Information Sharing Collaboration
I would also like to highlight the importance of information sharing arrangements such as our Preventing and Combating Serious Crime (PCSC) agreements with Asia-Pacific countries that are members of or seeking designation in the U.S. Visa Waiver Program. PCSC agreements establish the framework for a new method of law enforcement cooperation by providing each party electronic access to their fingerprint databases on a query (hit/no hit) basis. The agreement exemplifies the type of cooperative law enforcement partnership that enhances both sides ability to more quickly and efficiently prevent and investigate crime and prevent the entry of criminals and terrorists into our respective countries. We have signed PCSC agreements with Australia, South Korea, and Taiwan, and are seeking similar such agreements with Brunei, Japan, New Zealand, and Singapore.
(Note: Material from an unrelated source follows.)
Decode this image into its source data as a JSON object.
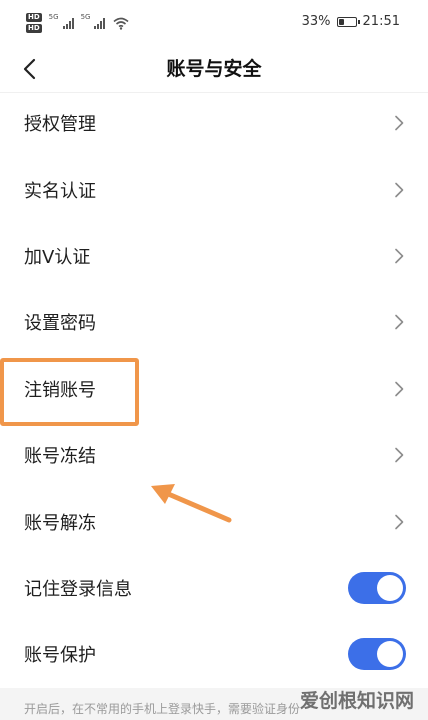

States in Asia-Pacific as disparate as Australia, Indonesia, Malaysia, and Japan are increasingly adopting sophisticated standards for positively identifying individuals, particularly criminals. DHS has worked with the Department of State, Department of Justice, and our partners in the region to develop collaborative programs, including assistance efforts where appropriate, to prevent the free movement of bad actors across international borders. The Philippines biometric initiative is a great example of cooperative sustained efforts to prevent potential criminal or terrorist travel. As part of this effort, an ICE Visa Security Unit worked directly with Philippine law enforcement units to catalogue biometric data on individuals convicted of terrorist acts.
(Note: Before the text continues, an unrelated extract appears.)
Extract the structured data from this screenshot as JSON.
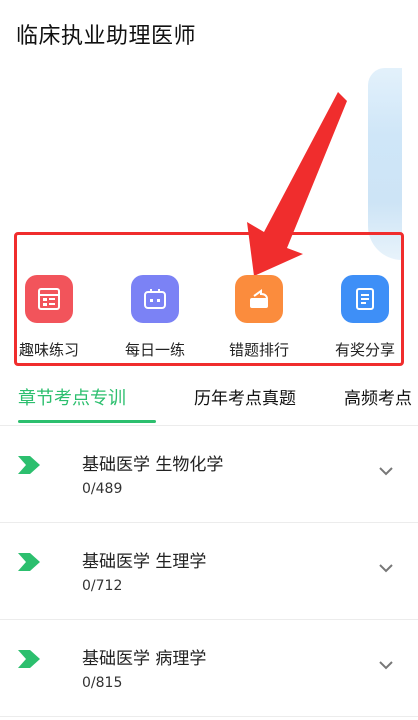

By building cooperative relationships and promoting capacity building, DHS is helping to raise the standard for regional transnational security and, more importantly, concretely advancing the security of the United States. But, there is still important work to be done. Our aim in Asia-Pacific is to facilitate the development of a model for secure trade and travel. We applaud the Malaysian passage of their 2010 Strategic Trade Act, aimed at counter-proliferation and smuggling of strategic goods, but we must also work with our Malaysian customs counterparts in sharing best practices and practical solutions to the challenges that they face based on our experience in implementing export control legislation. We must also continue to develop and contribute to information sharing arrangements, including PCSC agreements, in order to prevent the free movement of known threats and risks while ensuring the protection of privacy and civil rights. And we must remain committed to DHS presence and support for partners in the region.
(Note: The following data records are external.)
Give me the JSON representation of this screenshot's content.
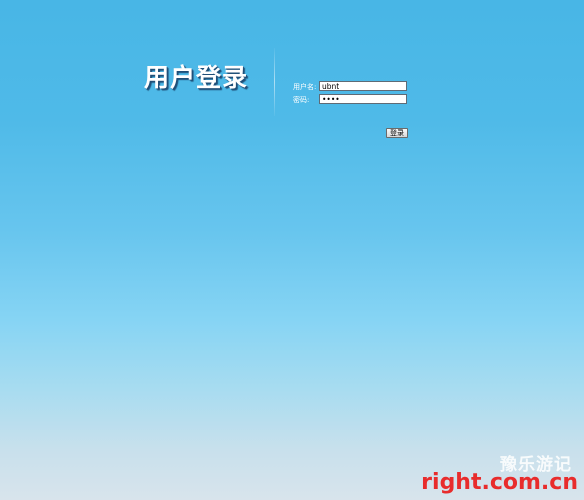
{
  "login_panel": {
    "title": "用户登录",
    "username_label": "用户名:",
    "username_value": "ubnt",
    "password_label": "密码:",
    "password_value": "ubnt",
    "submit_label": "登录"
  },
  "watermark": {
    "site_name": "豫乐游记",
    "domain": "right.com.cn"
  },
  "colors": {
    "background_top": "#48b6e6",
    "background_bottom": "#d8e4ec",
    "watermark_red": "#e82c2c"
  }
}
United States leadership in the Asia-Pacific region is essential to our long-term security and DHS will continue to play an important role. The dramatic growth of Asian economies and our many linkages with the region require a proactive cooperative approach that anticipates sustained long term growth while minimizing transnational threats. The growth in Asia-Pacific will inevitably present both significant challenges and opportunities for the United States. DHS is committed to meeting these challenges and seizing opportunities through comprehensive international engagement.
Chairman Rogers, Ranking Member Jackson Lee and distinguished Members of the House Committee, let me conclude by reiterating that I look forward to exploring opportunities to advance our cooperation with Asia-Pacific partners. Thank you again for this opportunity to testify. I would be happy to answer your questions.